◆ YOUR TASK
The string "JSON" appears in some lines of the entries that follow; copy each such line.

[Opening INPUT DATA section]

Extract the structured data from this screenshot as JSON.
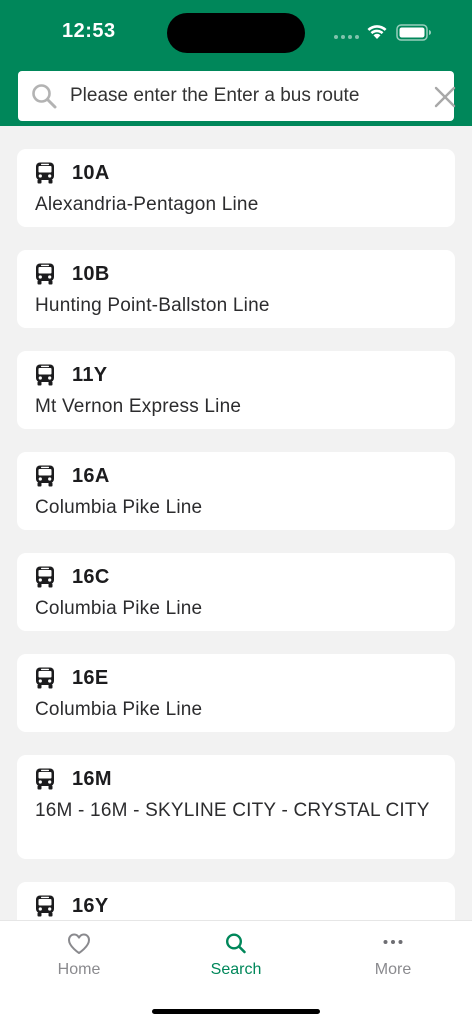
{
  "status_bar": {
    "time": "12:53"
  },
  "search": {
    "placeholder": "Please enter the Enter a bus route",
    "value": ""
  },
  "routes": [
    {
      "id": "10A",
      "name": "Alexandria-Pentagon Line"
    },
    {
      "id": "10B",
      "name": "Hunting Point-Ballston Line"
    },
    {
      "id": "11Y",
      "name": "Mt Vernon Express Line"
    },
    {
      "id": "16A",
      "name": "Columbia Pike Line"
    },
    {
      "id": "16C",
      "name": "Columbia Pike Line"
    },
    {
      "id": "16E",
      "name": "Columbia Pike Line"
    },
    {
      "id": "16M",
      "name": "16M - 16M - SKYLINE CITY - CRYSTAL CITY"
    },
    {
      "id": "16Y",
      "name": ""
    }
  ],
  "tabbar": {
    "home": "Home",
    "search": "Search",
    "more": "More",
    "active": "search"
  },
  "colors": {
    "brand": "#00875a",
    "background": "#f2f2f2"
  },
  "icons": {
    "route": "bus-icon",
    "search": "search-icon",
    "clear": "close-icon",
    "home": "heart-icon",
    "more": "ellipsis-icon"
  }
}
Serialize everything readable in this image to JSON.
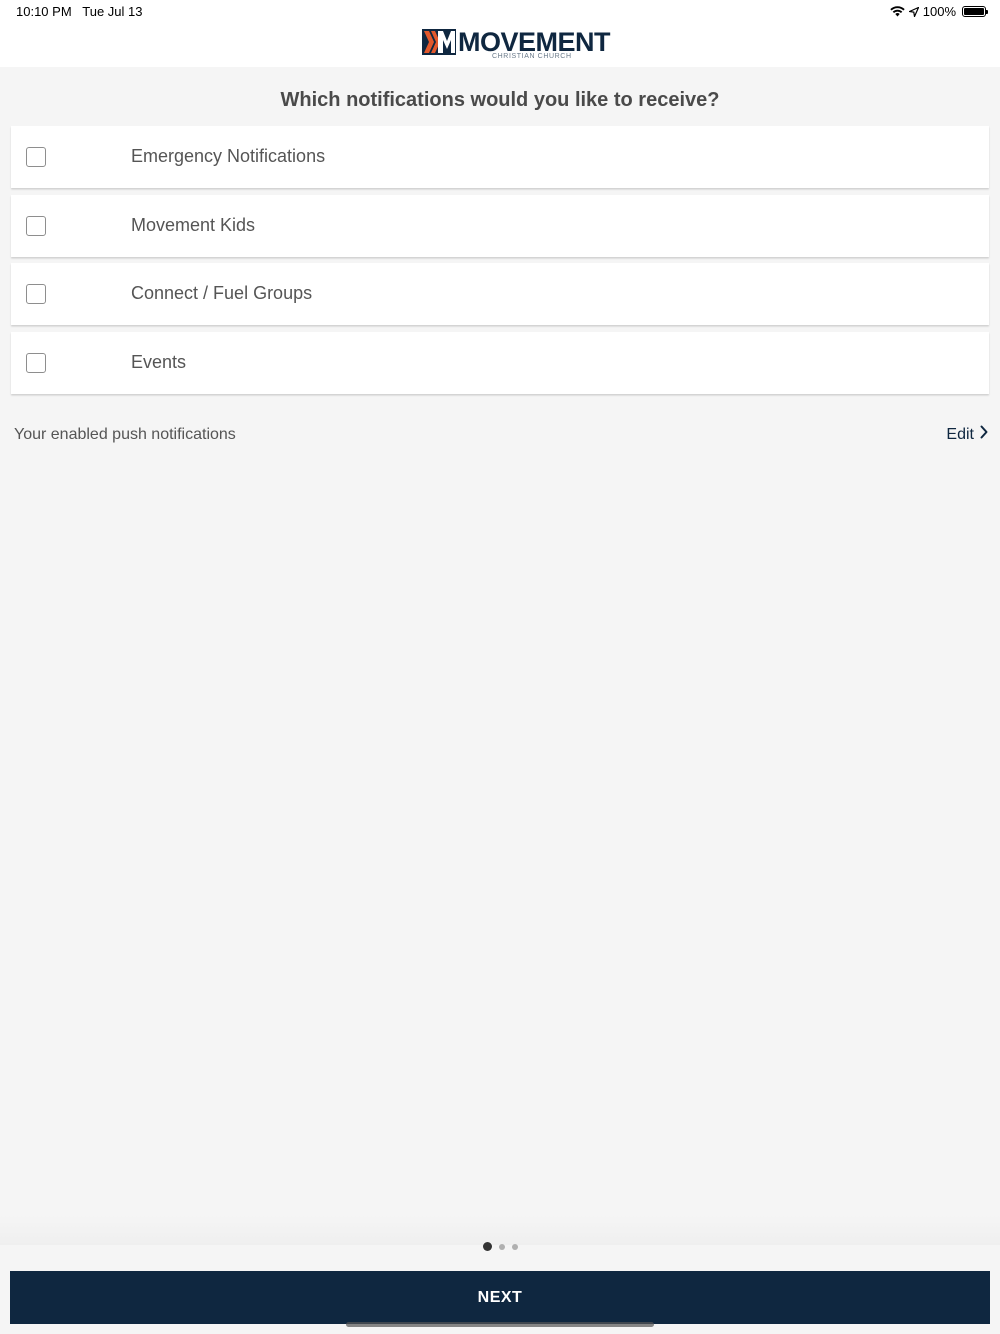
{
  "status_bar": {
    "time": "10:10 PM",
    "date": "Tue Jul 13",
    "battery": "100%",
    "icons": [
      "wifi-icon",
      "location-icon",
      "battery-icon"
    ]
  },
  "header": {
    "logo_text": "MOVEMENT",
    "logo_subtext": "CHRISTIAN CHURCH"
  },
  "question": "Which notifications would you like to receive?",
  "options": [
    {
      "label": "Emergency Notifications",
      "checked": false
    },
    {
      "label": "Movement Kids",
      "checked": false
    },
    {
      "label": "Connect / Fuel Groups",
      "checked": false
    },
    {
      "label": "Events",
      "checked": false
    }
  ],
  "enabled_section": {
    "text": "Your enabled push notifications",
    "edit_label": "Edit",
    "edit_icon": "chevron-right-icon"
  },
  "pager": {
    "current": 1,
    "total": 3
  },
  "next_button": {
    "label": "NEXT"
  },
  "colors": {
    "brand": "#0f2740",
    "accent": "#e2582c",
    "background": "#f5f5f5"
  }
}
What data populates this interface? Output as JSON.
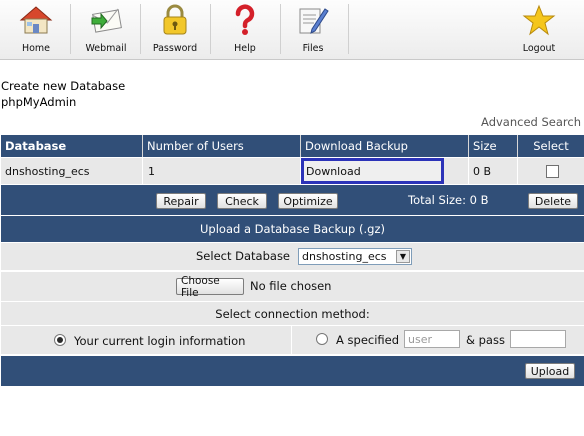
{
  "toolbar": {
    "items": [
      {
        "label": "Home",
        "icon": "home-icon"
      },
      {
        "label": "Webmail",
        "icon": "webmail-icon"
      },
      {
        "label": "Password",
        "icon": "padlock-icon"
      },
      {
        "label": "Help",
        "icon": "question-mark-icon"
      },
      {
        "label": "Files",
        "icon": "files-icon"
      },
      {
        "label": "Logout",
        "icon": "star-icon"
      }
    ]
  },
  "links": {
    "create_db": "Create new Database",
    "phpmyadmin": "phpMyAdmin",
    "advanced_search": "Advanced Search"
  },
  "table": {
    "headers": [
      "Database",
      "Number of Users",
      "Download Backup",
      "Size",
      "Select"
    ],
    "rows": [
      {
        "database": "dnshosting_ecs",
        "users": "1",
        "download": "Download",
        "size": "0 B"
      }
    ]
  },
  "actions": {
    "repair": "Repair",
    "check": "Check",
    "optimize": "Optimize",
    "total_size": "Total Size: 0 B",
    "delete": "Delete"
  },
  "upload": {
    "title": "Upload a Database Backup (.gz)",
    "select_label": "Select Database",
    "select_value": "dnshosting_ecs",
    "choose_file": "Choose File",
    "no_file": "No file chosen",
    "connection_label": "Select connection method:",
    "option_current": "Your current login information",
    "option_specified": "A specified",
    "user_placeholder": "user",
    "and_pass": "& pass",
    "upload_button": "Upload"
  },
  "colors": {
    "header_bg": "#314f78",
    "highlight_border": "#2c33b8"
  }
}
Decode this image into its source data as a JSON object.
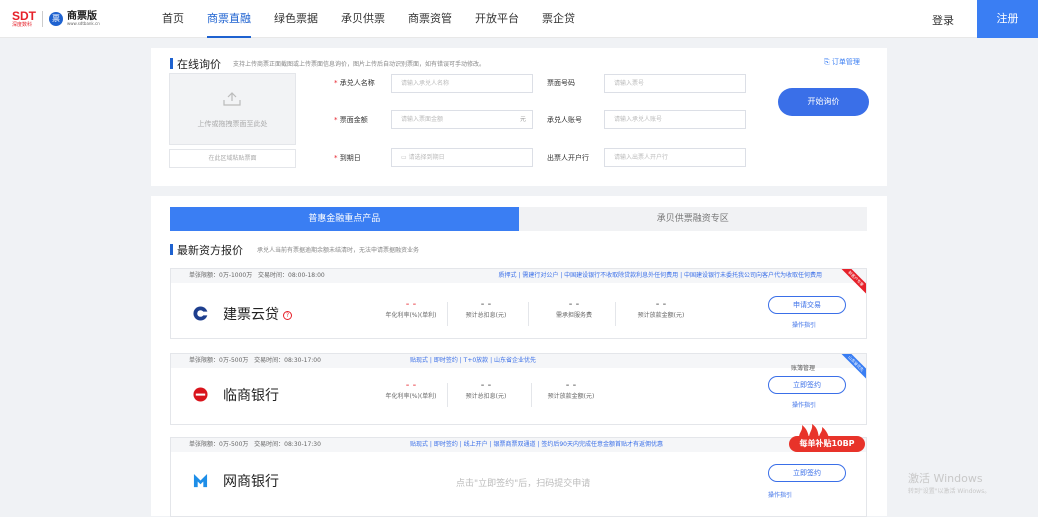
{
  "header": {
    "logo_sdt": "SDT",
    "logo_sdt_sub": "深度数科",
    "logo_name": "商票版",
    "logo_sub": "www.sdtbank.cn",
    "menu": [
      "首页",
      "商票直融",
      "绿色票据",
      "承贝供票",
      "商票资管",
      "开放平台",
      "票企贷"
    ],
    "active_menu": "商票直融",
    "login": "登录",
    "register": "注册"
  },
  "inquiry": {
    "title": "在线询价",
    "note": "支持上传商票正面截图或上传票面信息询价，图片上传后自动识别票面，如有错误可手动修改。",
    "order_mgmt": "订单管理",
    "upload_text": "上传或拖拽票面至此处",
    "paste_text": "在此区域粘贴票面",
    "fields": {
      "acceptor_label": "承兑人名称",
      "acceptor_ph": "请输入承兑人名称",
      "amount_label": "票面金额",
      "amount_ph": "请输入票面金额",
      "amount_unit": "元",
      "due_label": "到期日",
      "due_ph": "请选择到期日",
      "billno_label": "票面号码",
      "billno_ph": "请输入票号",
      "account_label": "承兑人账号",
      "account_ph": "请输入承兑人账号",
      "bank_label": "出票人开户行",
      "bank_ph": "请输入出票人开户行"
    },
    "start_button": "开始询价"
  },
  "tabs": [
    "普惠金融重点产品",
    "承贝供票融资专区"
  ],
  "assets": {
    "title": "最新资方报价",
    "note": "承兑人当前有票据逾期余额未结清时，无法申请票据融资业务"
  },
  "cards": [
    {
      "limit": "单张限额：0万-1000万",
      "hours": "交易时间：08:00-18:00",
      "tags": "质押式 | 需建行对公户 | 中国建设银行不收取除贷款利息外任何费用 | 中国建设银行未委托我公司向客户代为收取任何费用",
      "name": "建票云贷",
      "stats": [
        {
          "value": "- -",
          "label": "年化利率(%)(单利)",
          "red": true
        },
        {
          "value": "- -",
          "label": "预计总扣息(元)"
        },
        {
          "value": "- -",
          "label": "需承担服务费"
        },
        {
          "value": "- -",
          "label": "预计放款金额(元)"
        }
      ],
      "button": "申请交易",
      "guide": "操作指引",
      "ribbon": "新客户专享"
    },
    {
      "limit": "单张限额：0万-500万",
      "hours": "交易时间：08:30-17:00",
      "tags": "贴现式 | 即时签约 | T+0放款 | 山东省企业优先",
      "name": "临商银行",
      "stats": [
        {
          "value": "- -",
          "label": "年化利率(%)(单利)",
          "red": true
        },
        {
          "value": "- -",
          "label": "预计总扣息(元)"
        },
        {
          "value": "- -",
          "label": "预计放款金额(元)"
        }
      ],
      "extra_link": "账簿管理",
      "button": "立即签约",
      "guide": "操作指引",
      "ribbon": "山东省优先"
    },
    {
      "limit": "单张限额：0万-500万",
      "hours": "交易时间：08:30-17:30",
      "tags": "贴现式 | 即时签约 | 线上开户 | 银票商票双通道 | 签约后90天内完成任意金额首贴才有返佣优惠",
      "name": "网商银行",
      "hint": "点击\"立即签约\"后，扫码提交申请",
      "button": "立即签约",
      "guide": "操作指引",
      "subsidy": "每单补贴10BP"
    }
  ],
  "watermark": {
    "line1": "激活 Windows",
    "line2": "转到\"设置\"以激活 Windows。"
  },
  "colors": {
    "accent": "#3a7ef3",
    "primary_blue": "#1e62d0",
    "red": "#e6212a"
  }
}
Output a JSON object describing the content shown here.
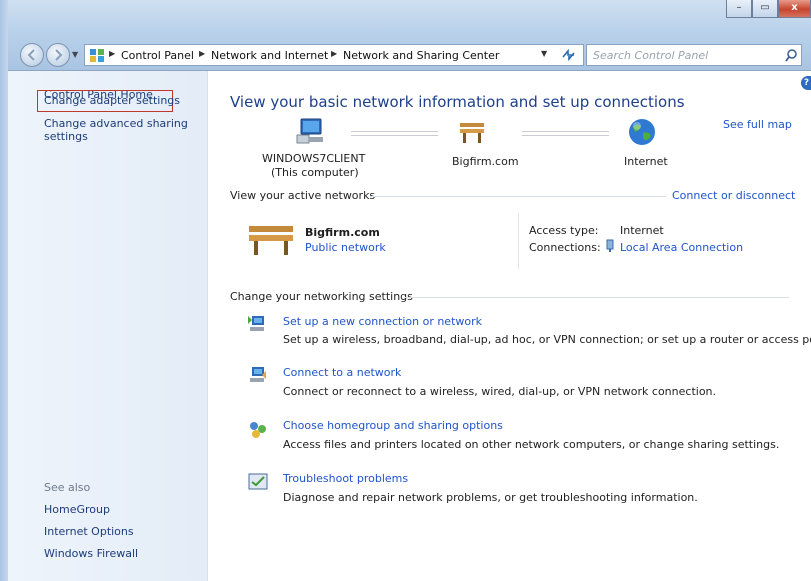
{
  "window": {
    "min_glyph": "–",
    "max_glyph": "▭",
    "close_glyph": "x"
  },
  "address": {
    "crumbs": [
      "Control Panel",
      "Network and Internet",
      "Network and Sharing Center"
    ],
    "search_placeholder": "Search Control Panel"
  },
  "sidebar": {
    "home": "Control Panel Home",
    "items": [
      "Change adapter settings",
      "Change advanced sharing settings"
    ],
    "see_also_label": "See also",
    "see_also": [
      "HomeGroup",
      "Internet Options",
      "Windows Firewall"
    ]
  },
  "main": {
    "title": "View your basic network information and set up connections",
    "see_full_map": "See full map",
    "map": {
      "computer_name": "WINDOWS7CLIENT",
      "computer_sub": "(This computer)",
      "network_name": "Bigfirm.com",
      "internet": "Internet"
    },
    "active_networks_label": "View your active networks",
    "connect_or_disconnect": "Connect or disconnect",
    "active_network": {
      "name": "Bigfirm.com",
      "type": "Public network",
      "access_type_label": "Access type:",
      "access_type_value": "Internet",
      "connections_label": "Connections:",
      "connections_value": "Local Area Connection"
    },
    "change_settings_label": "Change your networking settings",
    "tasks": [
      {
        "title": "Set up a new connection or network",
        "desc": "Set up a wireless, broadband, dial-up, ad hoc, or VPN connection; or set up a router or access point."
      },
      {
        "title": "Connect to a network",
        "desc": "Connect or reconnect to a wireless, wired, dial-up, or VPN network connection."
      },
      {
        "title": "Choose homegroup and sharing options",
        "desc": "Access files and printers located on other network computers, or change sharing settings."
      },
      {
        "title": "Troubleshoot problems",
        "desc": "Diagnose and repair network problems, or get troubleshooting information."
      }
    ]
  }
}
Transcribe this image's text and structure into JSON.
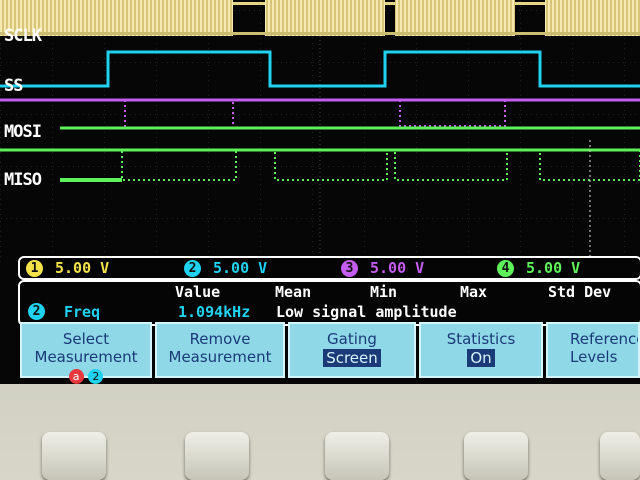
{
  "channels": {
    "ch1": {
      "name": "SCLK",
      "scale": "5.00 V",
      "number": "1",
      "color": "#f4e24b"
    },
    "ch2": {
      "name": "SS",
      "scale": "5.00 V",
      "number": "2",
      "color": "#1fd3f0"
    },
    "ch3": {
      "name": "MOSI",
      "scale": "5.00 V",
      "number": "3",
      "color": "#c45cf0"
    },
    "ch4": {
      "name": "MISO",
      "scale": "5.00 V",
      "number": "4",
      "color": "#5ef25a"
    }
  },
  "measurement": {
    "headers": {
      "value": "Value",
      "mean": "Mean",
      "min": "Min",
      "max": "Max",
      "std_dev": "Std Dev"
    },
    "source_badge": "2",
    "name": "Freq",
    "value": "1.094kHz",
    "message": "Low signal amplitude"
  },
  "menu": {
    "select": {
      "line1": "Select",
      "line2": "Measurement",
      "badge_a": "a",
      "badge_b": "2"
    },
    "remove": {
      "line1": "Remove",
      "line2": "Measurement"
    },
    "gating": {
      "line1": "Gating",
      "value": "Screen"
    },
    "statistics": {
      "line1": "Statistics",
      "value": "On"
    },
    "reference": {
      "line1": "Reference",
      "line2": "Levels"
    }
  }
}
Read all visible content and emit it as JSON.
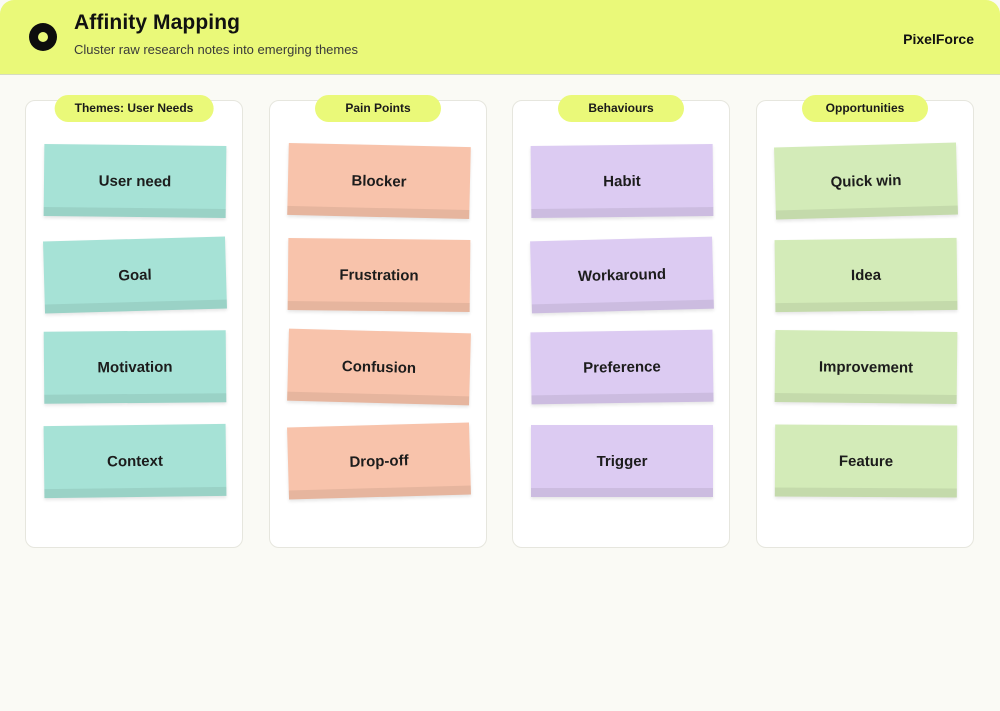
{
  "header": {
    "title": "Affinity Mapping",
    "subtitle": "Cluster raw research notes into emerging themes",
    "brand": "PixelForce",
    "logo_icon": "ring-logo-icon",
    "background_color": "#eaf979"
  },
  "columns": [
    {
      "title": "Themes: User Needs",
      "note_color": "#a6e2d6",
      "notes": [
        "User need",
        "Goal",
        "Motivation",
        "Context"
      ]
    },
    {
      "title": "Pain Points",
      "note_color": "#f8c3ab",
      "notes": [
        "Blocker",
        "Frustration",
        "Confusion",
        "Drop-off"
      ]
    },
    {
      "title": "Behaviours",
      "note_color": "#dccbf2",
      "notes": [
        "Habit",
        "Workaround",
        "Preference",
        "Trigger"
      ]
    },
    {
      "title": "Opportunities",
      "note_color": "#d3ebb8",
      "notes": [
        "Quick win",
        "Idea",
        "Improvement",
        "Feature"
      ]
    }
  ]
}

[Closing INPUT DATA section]

◆ SOLUTION
Extract the structured data from this screenshot as JSON.
Serialize everything readable in this image to JSON.
What data populates this interface? Output as JSON.
Decode this image into its source data as a JSON object.
Output a JSON object describing the content shown here.
Transcribe this image's text and structure into JSON.
Read all visible content and emit it as JSON.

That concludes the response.